As part of organisations’ Diversity & Inclusion agendas, we have witnessed some companies go beyond their commitment to only improving women representation in the workforce and further address the hot button issue of the gender pay gap as part of the persistent pay equity challenge.
Although pay equity has been most commonly used in the context of sexual discrimination, in relation to the gender pay gap where historically women were generally paid less than men, it is also true that there is still a crucial factor for this gap that has been slightly overlooked and is as important in solving the pay equity problem applicable to both men and women. This factor relates to the way we still design our offers to candidates. How can play a part in solving this genderless problem?
Traditionally and as a standard process in many companies, salary offers have been designed by considering the candidate’s current salary and apply adjustments seen suitable for his attraction. In some instances, this approach has been perceived as taking advantage of candidates to save money and support the business, while in other instances, it has been rationalized by the need to keep room for the candidate’s negotiation.
As a result, candidates, men or women, have been held back by their current or previous salaries, bringing this gap into the next organization creating discrepancy in the internal equity and a greater pay gap among candidates who have similar profiles and are seen fit for the same job. This approach has only helped prolonging the cycle of wage discrimination.
To address this problem, recently asking the interview question “what is your current salary?” has become illegal in New York City, California and several other states with plans to prohibit it across the US. This law bans employers from asking candidates about their salary history and focuses instead on offering candidates what they are really worth.
Letitia James, New York city’s public advocate addressing this issue has rightfully and beautifully stated it:“Being underpaid once should not condemn one to a lifetime of inequity!”
Knowing that some countries have moved quicker than others in addressing this problem, I call for us in the Middle East, as HR, recruiters and business professionals to move away from the practice of asking candidates about their previous salary information and instead focus on offering them what we believe they are worth. All offers should reflect the true value of the role while accounting for the business affordability.

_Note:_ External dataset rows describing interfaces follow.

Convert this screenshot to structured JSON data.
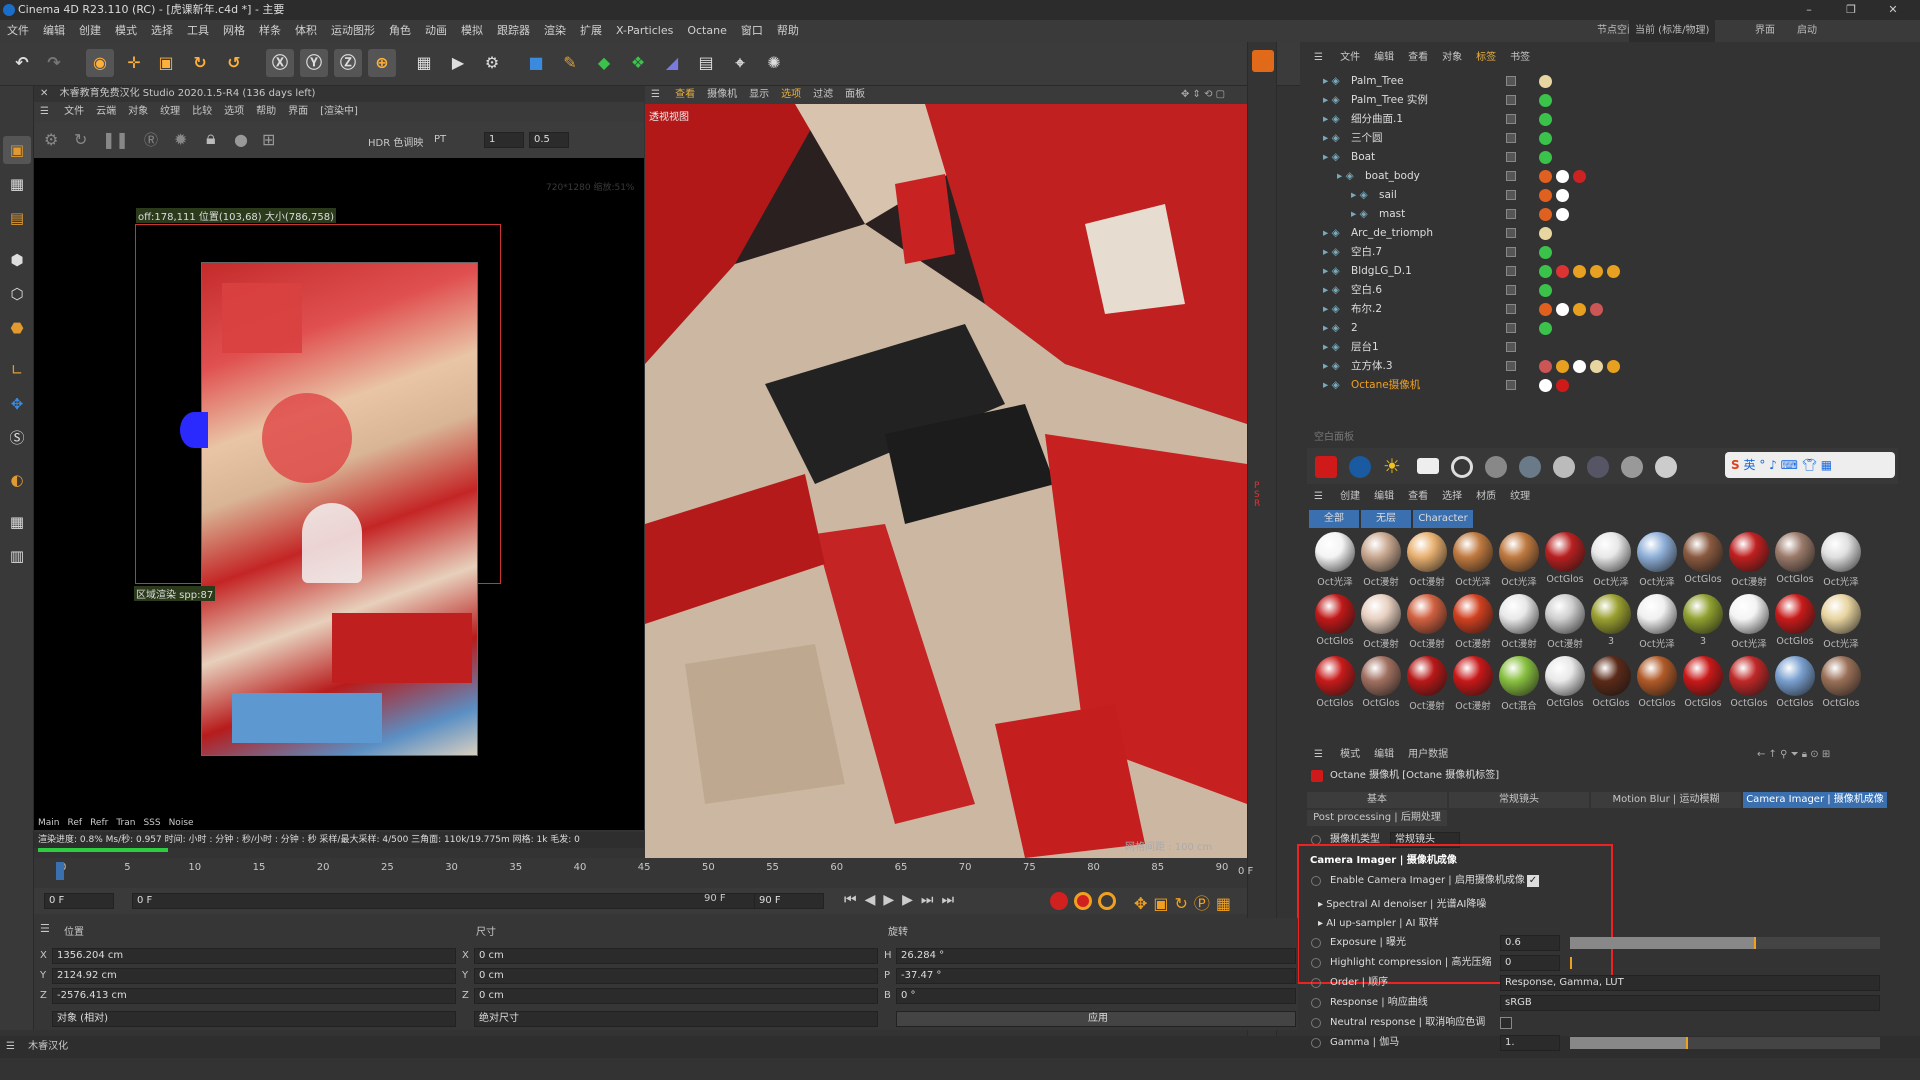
{
  "app": {
    "title": "Cinema 4D R23.110 (RC) - [虎课新年.c4d *] - 主要",
    "win_min": "–",
    "win_max": "❐",
    "win_close": "✕"
  },
  "menubar": {
    "items": [
      "文件",
      "编辑",
      "创建",
      "模式",
      "选择",
      "工具",
      "网格",
      "样条",
      "体积",
      "运动图形",
      "角色",
      "动画",
      "模拟",
      "跟踪器",
      "渲染",
      "扩展",
      "X-Particles",
      "Octane",
      "窗口",
      "帮助"
    ],
    "layout_label": "节点空间:",
    "layout_value": "当前 (标准/物理)",
    "extra1": "界面",
    "extra2": "启动"
  },
  "live_viewer": {
    "header": "木睿教育免费汉化 Studio 2020.1.5-R4 (136 days left)",
    "menu": [
      "文件",
      "云端",
      "对象",
      "纹理",
      "比较",
      "选项",
      "帮助",
      "界面",
      "[渲染中]"
    ],
    "hdr_label": "HDR 色调映",
    "pt_label": "PT",
    "val1": "1",
    "val2": "0.5",
    "region_info": "off:178,111 位置(103,68) 大小(786,758)",
    "region_render": "区域渲染 spp:87",
    "res_info": "720*1280 缩放:51%",
    "tabs": [
      "Main",
      "Ref",
      "Refr",
      "Tran",
      "SSS",
      "Noise"
    ],
    "status": "渲染进度: 0.8%   Ms/秒: 0.957  时间: 小时 : 分钟 : 秒/小时 : 分钟 : 秒   采样/最大采样: 4/500   三角面: 110k/19.775m   网格: 1k   毛发: 0"
  },
  "viewport": {
    "menu": [
      "查看",
      "摄像机",
      "显示",
      "选项",
      "过滤",
      "面板"
    ],
    "label": "透视视图",
    "grid": "网格间距 : 100 cm"
  },
  "object_manager": {
    "menu": [
      "文件",
      "编辑",
      "查看",
      "对象",
      "标签",
      "书签"
    ],
    "objects": [
      {
        "name": "Palm_Tree",
        "indent": 0
      },
      {
        "name": "Palm_Tree 实例",
        "indent": 0
      },
      {
        "name": "细分曲面.1",
        "indent": 0
      },
      {
        "name": "三个圆",
        "indent": 0
      },
      {
        "name": "Boat",
        "indent": 0
      },
      {
        "name": "boat_body",
        "indent": 1
      },
      {
        "name": "sail",
        "indent": 2
      },
      {
        "name": "mast",
        "indent": 2
      },
      {
        "name": "Arc_de_triomph",
        "indent": 0
      },
      {
        "name": "空白.7",
        "indent": 0
      },
      {
        "name": "BldgLG_D.1",
        "indent": 0
      },
      {
        "name": "空白.6",
        "indent": 0
      },
      {
        "name": "布尔.2",
        "indent": 0
      },
      {
        "name": "2",
        "indent": 0
      },
      {
        "name": "层台1",
        "indent": 0
      },
      {
        "name": "立方体.3",
        "indent": 0
      },
      {
        "name": "Octane摄像机",
        "indent": 0
      }
    ]
  },
  "material_manager": {
    "panel_label": "空白面板",
    "menu": [
      "创建",
      "编辑",
      "查看",
      "选择",
      "材质",
      "纹理"
    ],
    "tabs": [
      "全部",
      "无层",
      "Character"
    ],
    "ime": "英",
    "materials": [
      "Oct光泽",
      "Oct漫射",
      "Oct漫射",
      "Oct光泽",
      "Oct光泽",
      "OctGlos",
      "Oct光泽",
      "Oct光泽",
      "OctGlos",
      "Oct漫射",
      "OctGlos",
      "Oct光泽",
      "OctGlos",
      "Oct漫射",
      "Oct漫射",
      "Oct漫射",
      "Oct漫射",
      "Oct漫射",
      "3",
      "Oct光泽",
      "3",
      "Oct光泽",
      "OctGlos",
      "Oct光泽",
      "OctGlos",
      "OctGlos",
      "Oct漫射",
      "Oct漫射",
      "Oct混合",
      "OctGlos",
      "OctGlos",
      "OctGlos",
      "OctGlos",
      "OctGlos",
      "OctGlos",
      "OctGlos"
    ]
  },
  "attributes": {
    "menu": [
      "模式",
      "编辑",
      "用户数据"
    ],
    "title": "Octane 摄像机 [Octane 摄像机标签]",
    "tabs": [
      "基本",
      "常规镜头",
      "Motion Blur | 运动模糊",
      "Camera Imager | 摄像机成像"
    ],
    "tab2": "Post processing | 后期处理",
    "cam_type_label": "摄像机类型",
    "cam_type_value": "常规镜头",
    "section": "Camera Imager | 摄像机成像",
    "enable_label": "Enable Camera Imager | 启用摄像机成像",
    "denoiser": "Spectral AI denoiser | 光谱AI降噪",
    "upsampler": "AI up-sampler | AI 取样",
    "exposure_label": "Exposure | 曝光",
    "exposure_value": "0.6",
    "highlight_label": "Highlight compression | 高光压缩",
    "highlight_value": "0",
    "order_label": "Order | 顺序",
    "order_value": "Response, Gamma, LUT",
    "response_label": "Response | 响应曲线",
    "response_value": "sRGB",
    "neutral_label": "Neutral response | 取消响应色调",
    "gamma_label": "Gamma | 伽马",
    "gamma_value": "1.",
    "exposure_fraction": 0.6,
    "gamma_fraction": 0.38
  },
  "timeline": {
    "ticks": [
      "0",
      "5",
      "10",
      "15",
      "20",
      "25",
      "30",
      "35",
      "40",
      "45",
      "50",
      "55",
      "60",
      "65",
      "70",
      "75",
      "80",
      "85",
      "90"
    ],
    "end_label": "0 F",
    "frame_start": "0 F",
    "frame_cur": "0 F",
    "frame_end": "90 F",
    "frame_end2": "90 F"
  },
  "coordinates": {
    "pos_label": "位置",
    "size_label": "尺寸",
    "rot_label": "旋转",
    "x": "1356.204 cm",
    "y": "2124.92 cm",
    "z": "-2576.413 cm",
    "sx": "0 cm",
    "sy": "0 cm",
    "sz": "0 cm",
    "h": "26.284 °",
    "p": "-37.47 °",
    "b": "0 °",
    "mode1": "对象 (相对)",
    "mode2": "绝对尺寸",
    "apply": "应用"
  },
  "status": {
    "text": "木睿汉化"
  }
}
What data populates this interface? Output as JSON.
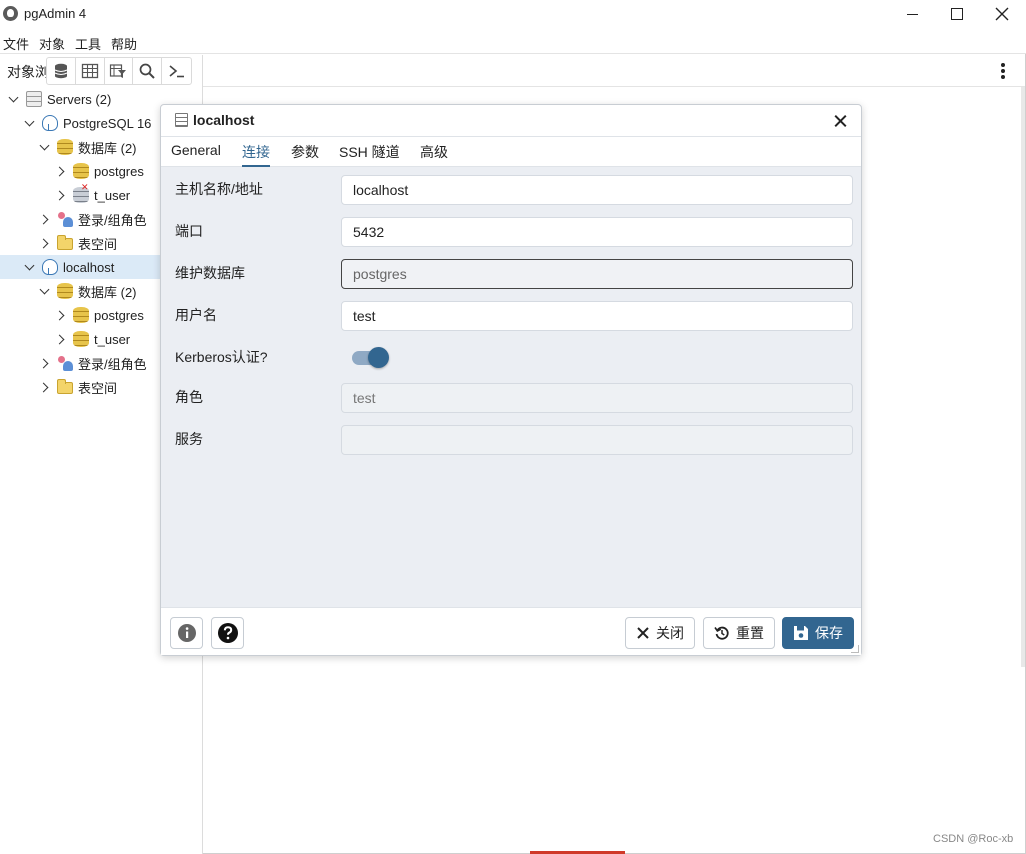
{
  "window": {
    "title": "pgAdmin 4"
  },
  "menu": [
    "文件",
    "对象",
    "工具",
    "帮助"
  ],
  "left_panel": {
    "tab_label": "对象浏",
    "toolbar_icons": [
      "database-icon",
      "table-icon",
      "filter-table-icon",
      "search-icon",
      "terminal-icon"
    ],
    "tree": [
      {
        "label": "Servers (2)",
        "icon": "servers-icon"
      },
      {
        "label": "PostgreSQL 16",
        "icon": "elephant-icon"
      },
      {
        "label": "数据库 (2)",
        "icon": "database-icon"
      },
      {
        "label": "postgres",
        "icon": "database-icon"
      },
      {
        "label": "t_user",
        "icon": "database-disconnected-icon"
      },
      {
        "label": "登录/组角色",
        "icon": "roles-icon"
      },
      {
        "label": "表空间",
        "icon": "folder-icon"
      },
      {
        "label": "localhost",
        "icon": "elephant-icon"
      },
      {
        "label": "数据库 (2)",
        "icon": "database-icon"
      },
      {
        "label": "postgres",
        "icon": "database-icon"
      },
      {
        "label": "t_user",
        "icon": "database-icon"
      },
      {
        "label": "登录/组角色",
        "icon": "roles-icon"
      },
      {
        "label": "表空间",
        "icon": "folder-icon"
      }
    ]
  },
  "dialog": {
    "title": "localhost",
    "tabs": [
      "General",
      "连接",
      "参数",
      "SSH 隧道",
      "高级"
    ],
    "active_tab": "连接",
    "fields": [
      {
        "label": "主机名称/地址",
        "value": "localhost"
      },
      {
        "label": "端口",
        "value": "5432"
      },
      {
        "label": "维护数据库",
        "value": "postgres"
      },
      {
        "label": "用户名",
        "value": "test"
      },
      {
        "label": "Kerberos认证?",
        "value": "on"
      },
      {
        "label": "角色",
        "value": "test"
      },
      {
        "label": "服务",
        "value": ""
      }
    ],
    "footer": {
      "info_icon": "info-icon",
      "help_icon": "help-icon",
      "close_label": "关闭",
      "reset_label": "重置",
      "save_label": "保存"
    }
  },
  "colors": {
    "accent": "#326690",
    "selection": "#dbeaf7",
    "dialog_body": "#ebeef3"
  },
  "watermark": "CSDN @Roc-xb"
}
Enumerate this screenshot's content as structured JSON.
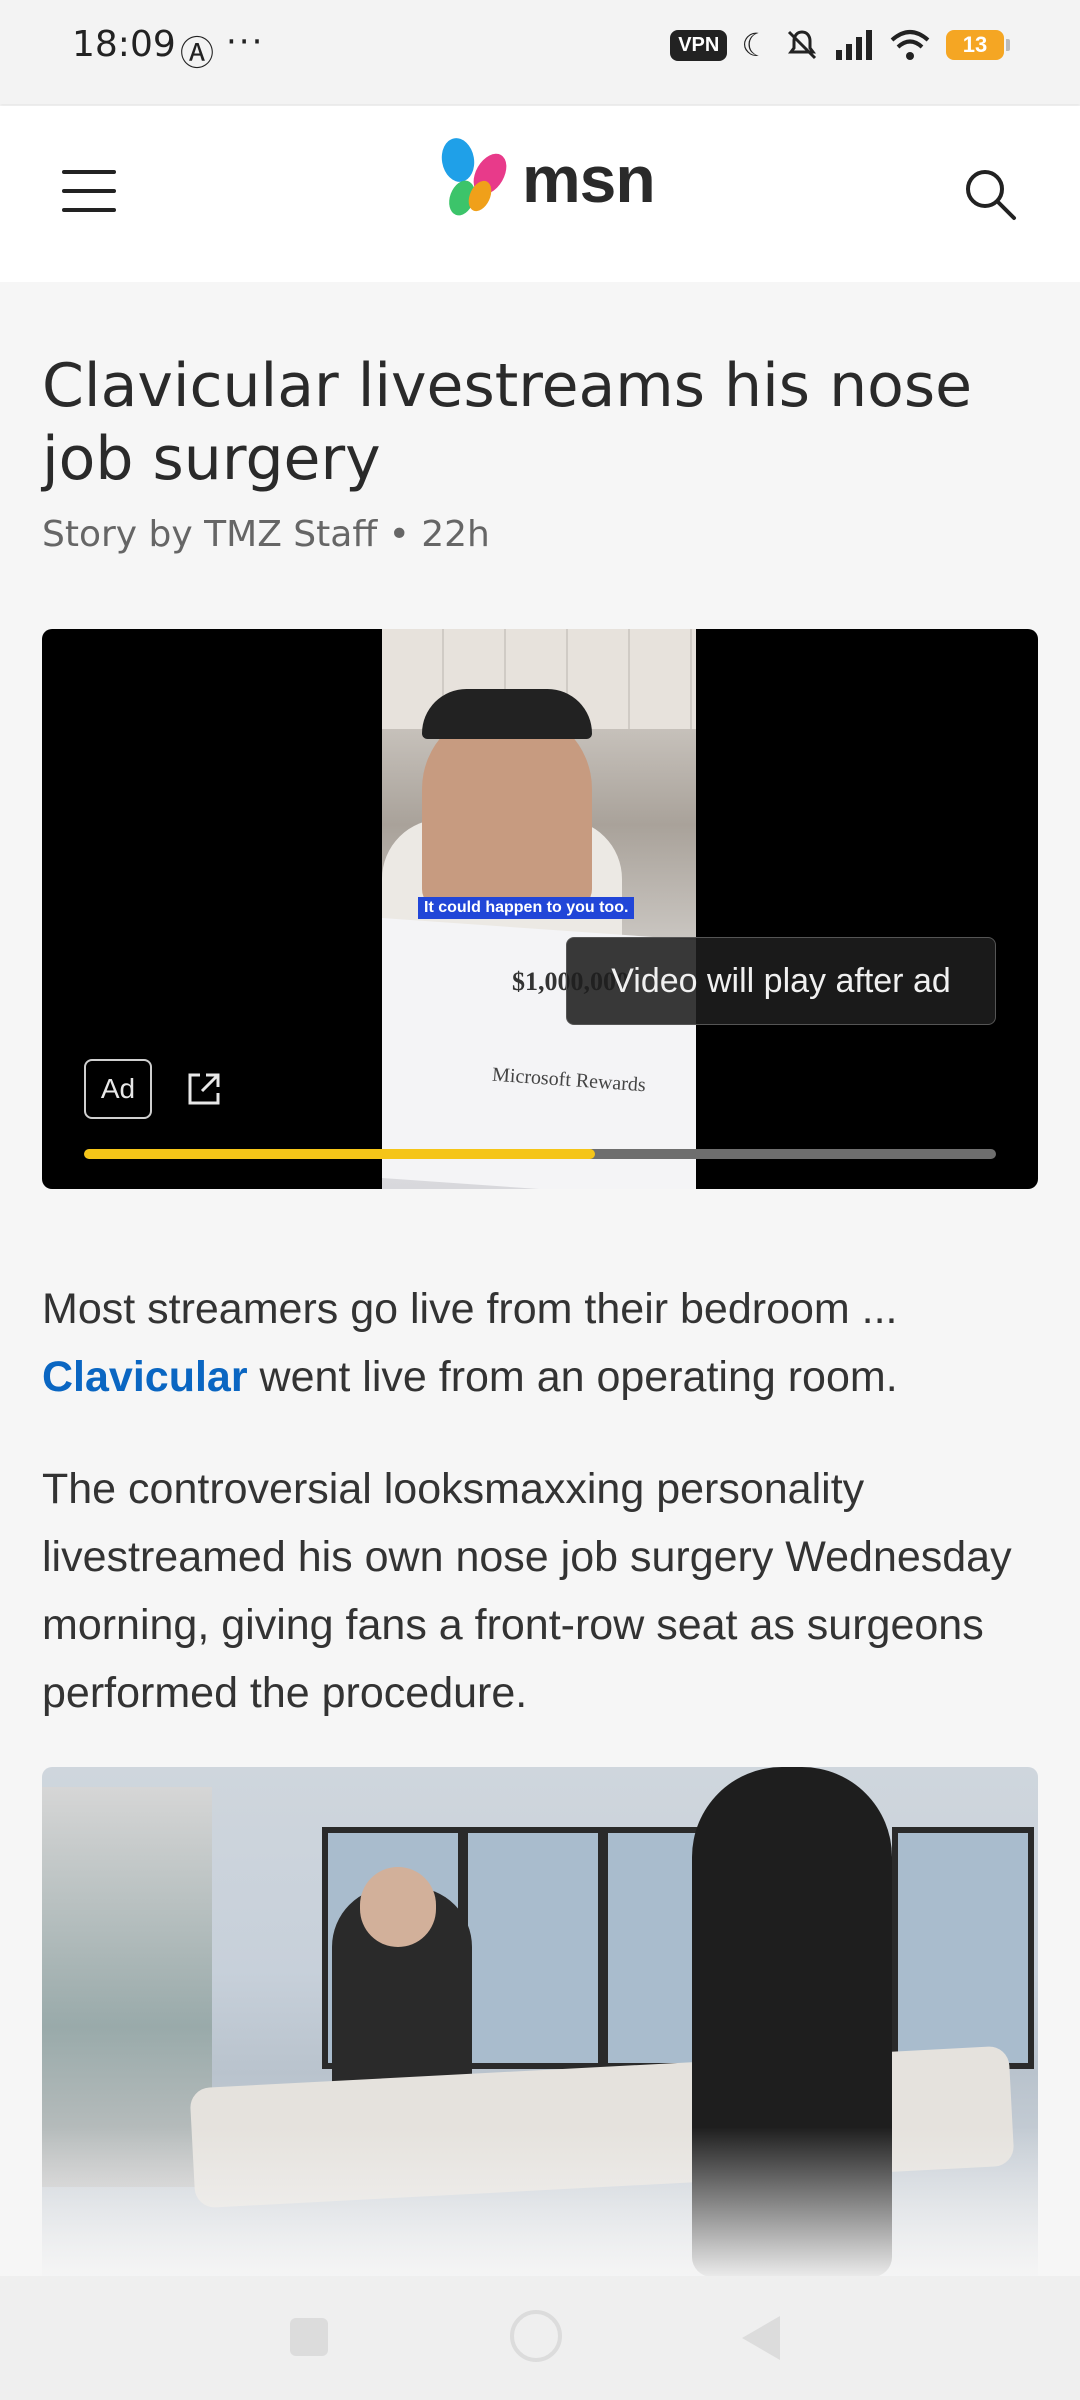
{
  "status_bar": {
    "time": "18:09",
    "dots": "···",
    "vpn_label": "VPN",
    "battery_level": "13",
    "icons": [
      "anarchy-icon",
      "moon-icon",
      "mute-icon",
      "signal-icon",
      "wifi-icon"
    ]
  },
  "header": {
    "logo_text": "msn",
    "brand_colors": [
      "#1fa0e8",
      "#f0a01a",
      "#e83a8a",
      "#3cc46a"
    ]
  },
  "article": {
    "title": "Clavicular livestreams his nose job surgery",
    "byline": "Story by TMZ Staff • 22h",
    "paragraph1_before": "Most streamers go live from their bedroom ...",
    "paragraph1_link": "Clavicular",
    "paragraph1_after": " went live from an operating room.",
    "paragraph2": "The controversial looksmaxxing personality livestreamed his own nose job surgery Wednesday morning, giving fans a front-row seat as surgeons performed the procedure.",
    "link_color": "#0a66c2"
  },
  "video": {
    "caption": "It could happen to you too.",
    "check_amount": "$1,000,000",
    "check_signature": "Microsoft Rewards",
    "message": "Video will play after ad",
    "ad_label": "Ad",
    "progress": 0.56,
    "progress_color": "#f5c518"
  }
}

Let us all work together to break this cycle of a genderless inequity that has been prevalent for so long in our organizations!